Can we use low-energy sensors and artificial intelligence to identify and count insects on an industrial scale? If this interests you, read on!
We are seeking an entomologist with experience of field survey techniques and insect identification, interested in working at the interface between computer science and zoology. The project is a collaboration with Nokia Bell Laboratories, Cambridge, a leading lab working in the areas of Future Devices, Mobile Sensing and Systems, Embedded Machine Learning, and Internet of Things research. You will join a team exploring the capability of emerging automated sensing systems and AI algorithms to scale up monitoring of insect abundance, biomass or diversity.
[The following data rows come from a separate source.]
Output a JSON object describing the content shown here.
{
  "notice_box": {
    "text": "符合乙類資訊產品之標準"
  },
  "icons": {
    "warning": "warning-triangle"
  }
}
You will be part of the Agroecology Group in the Department of Zoology and collaborate closely with faculty and students in the Departments of Computer Science and Technology and Plant Sciences.
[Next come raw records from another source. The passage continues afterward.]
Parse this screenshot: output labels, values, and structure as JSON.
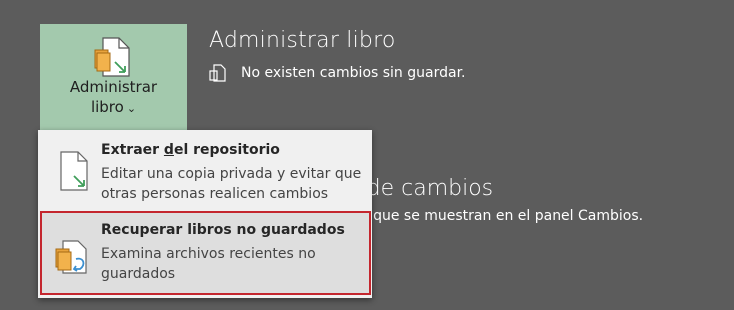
{
  "manage": {
    "label_line1": "Administrar",
    "label_line2": "libro",
    "chevron": "⌄"
  },
  "heading": "Administrar libro",
  "status": {
    "text": "No existen cambios sin guardar."
  },
  "background": {
    "partial_heading": "el de cambios",
    "partial_text": "bios que se muestran en el panel Cambios."
  },
  "menu": {
    "extract": {
      "title_before": "Extraer ",
      "title_underlined": "d",
      "title_after": "el repositorio",
      "description": "Editar una copia privada y evitar que otras personas realicen cambios"
    },
    "recover": {
      "title": "Recuperar libros no guardados",
      "description": "Examina archivos recientes no guardados"
    }
  },
  "colors": {
    "background": "#5c5c5c",
    "manage_button": "#a3c9ad",
    "menu": "#f0f0f0",
    "highlight_border": "#c4262e",
    "icon_orange": "#e8a33d",
    "icon_green": "#3f9e5a",
    "icon_blue": "#3a8fd0"
  },
  "icons": {
    "manage": "workbook-manage-icon",
    "status": "no-changes-icon",
    "extract": "document-extract-icon",
    "recover": "recover-workbook-icon"
  }
}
You will also be part of the Cambridge Centre for Landscape Regeneration (CLR), https://www.clr.conservation.cam.ac.uk/ funded through the Natural Environment Research Council's Changing the Environment programme. CLR aims to provide the evidence needed to the UK government to fulfil its ambitions to bring back more nature to the British countryside and deliver more ecosystem services. The programme is focusing initially on two contrasting landscapes: the East Anglian fenland (primarily used for productive agriculture) and the Scottish Highlands (traditionally used for deer stalking and forestry plantations).
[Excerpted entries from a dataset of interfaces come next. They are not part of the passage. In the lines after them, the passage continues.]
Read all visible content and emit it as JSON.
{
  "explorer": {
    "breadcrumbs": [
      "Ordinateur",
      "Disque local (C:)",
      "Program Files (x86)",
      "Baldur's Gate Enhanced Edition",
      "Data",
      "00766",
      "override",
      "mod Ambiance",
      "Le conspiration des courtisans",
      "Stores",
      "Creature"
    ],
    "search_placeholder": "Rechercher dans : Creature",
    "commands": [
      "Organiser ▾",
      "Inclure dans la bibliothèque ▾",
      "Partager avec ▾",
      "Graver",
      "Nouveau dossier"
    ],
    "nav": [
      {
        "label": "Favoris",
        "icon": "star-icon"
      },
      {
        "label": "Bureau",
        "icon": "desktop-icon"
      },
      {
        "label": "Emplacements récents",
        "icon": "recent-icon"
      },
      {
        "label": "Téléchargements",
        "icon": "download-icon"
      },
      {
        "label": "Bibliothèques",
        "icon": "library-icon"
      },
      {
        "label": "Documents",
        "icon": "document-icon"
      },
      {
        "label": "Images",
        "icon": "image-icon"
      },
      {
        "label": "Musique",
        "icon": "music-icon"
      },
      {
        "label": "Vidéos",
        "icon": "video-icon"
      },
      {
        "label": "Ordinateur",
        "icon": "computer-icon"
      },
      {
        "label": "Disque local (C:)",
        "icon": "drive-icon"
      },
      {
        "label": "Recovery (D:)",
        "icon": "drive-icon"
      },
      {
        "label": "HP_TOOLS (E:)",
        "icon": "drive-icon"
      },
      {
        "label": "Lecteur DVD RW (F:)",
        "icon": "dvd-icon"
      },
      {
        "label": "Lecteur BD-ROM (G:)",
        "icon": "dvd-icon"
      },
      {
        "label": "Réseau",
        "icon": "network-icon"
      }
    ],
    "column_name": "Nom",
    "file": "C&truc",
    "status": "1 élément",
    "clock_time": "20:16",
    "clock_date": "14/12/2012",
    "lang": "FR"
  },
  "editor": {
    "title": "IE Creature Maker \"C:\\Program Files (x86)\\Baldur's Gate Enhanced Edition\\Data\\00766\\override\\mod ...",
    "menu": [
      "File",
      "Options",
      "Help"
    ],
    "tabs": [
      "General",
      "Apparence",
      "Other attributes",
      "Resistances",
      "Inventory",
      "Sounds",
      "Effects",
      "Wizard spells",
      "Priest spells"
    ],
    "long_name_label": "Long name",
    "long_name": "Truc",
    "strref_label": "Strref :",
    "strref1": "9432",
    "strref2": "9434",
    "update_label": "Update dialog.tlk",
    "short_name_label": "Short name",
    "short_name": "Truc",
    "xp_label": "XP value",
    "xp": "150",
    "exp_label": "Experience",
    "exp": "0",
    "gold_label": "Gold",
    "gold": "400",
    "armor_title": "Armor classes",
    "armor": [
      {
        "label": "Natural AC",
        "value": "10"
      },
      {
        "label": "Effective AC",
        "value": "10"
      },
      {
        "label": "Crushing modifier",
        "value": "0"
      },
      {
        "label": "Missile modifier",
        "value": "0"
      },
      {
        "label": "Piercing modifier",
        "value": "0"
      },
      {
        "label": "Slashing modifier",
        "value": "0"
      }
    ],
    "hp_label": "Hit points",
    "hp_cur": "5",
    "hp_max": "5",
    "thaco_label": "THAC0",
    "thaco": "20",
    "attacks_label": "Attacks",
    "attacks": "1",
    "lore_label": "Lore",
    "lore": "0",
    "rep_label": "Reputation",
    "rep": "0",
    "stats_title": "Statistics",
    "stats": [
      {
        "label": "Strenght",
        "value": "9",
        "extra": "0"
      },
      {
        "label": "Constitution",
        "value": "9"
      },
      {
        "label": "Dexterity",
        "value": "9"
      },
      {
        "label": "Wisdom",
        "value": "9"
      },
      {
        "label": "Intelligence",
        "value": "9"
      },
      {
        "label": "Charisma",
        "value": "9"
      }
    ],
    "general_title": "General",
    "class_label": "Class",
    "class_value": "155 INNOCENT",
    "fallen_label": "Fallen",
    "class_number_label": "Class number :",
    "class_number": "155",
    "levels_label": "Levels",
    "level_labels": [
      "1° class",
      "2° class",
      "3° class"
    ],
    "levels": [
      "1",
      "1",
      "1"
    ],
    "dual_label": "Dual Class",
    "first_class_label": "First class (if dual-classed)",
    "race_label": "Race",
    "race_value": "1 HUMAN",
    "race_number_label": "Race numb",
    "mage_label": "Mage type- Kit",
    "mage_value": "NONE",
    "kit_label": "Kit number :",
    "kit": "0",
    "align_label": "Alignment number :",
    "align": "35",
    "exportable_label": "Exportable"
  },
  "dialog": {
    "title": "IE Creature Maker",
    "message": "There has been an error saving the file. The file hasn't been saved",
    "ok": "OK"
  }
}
The project aims to design and implement an ultra-low power ML system on energy-autonomous devices (camera, microphone, and low-fidelity sensors) for biodiversity monitoring (especially insects). The project will leverage existing energy-autonomous devices, such as Nokia Bell Labs battery-less camera prototype.